The problem: Please count how many lines below contain the word "icon" and reply with only that number.

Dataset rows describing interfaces
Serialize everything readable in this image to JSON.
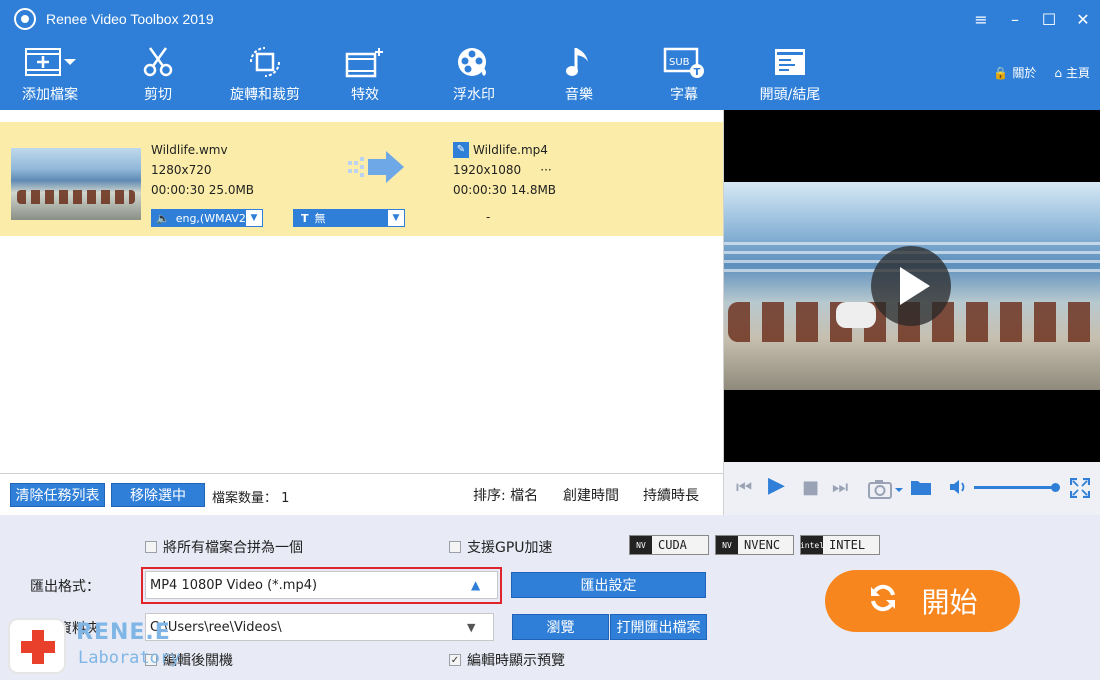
{
  "window": {
    "title": "Renee Video Toolbox 2019"
  },
  "toolbar": {
    "items": [
      {
        "label": "添加檔案",
        "icon": "add-file-icon"
      },
      {
        "label": "剪切",
        "icon": "scissors-icon"
      },
      {
        "label": "旋轉和裁剪",
        "icon": "rotate-crop-icon"
      },
      {
        "label": "特效",
        "icon": "effects-icon"
      },
      {
        "label": "浮水印",
        "icon": "watermark-icon"
      },
      {
        "label": "音樂",
        "icon": "music-icon"
      },
      {
        "label": "字幕",
        "icon": "subtitle-icon"
      },
      {
        "label": "開頭/結尾",
        "icon": "intro-outro-icon"
      }
    ],
    "about_label": "關於",
    "home_label": "主頁"
  },
  "task": {
    "source": {
      "name": "Wildlife.wmv",
      "resolution": "1280x720",
      "duration": "00:00:30",
      "size": "25.0MB"
    },
    "output": {
      "name": "Wildlife.mp4",
      "resolution": "1920x1080",
      "more": "···",
      "duration": "00:00:30",
      "size": "14.8MB"
    },
    "audio_track": "eng,(WMAV2",
    "subtitle": "無",
    "dash": "-"
  },
  "listbar": {
    "clear_label": "清除任務列表",
    "remove_label": "移除選中",
    "count_label": "檔案数量：",
    "count_value": "1",
    "sort_label": "排序:",
    "sort_name": "檔名",
    "sort_created": "創建時間",
    "sort_duration": "持續時長"
  },
  "bottom": {
    "merge_label": "將所有檔案合拼為一個",
    "gpu_label": "支援GPU加速",
    "badges": [
      "CUDA",
      "NVENC",
      "INTEL"
    ],
    "format_label": "匯出格式：",
    "format_value": "MP4 1080P Video (*.mp4)",
    "export_settings_label": "匯出設定",
    "folder_label": "資料夾",
    "folder_value": "C:\\Users\\ree\\Videos\\",
    "browse_label": "瀏覽",
    "open_folder_label": "打開匯出檔案",
    "shutdown_label": "編輯後關機",
    "preview_label": "編輯時顯示預覽",
    "preview_checked": true,
    "start_label": "開始"
  },
  "watermark": {
    "line1": "RENE.E",
    "line2": "Laboratory"
  },
  "colors": {
    "accent": "#2f7fd8",
    "start": "#f7861f",
    "highlight_row": "#fbeda9",
    "format_outline": "#e0242b"
  }
}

Response area: 8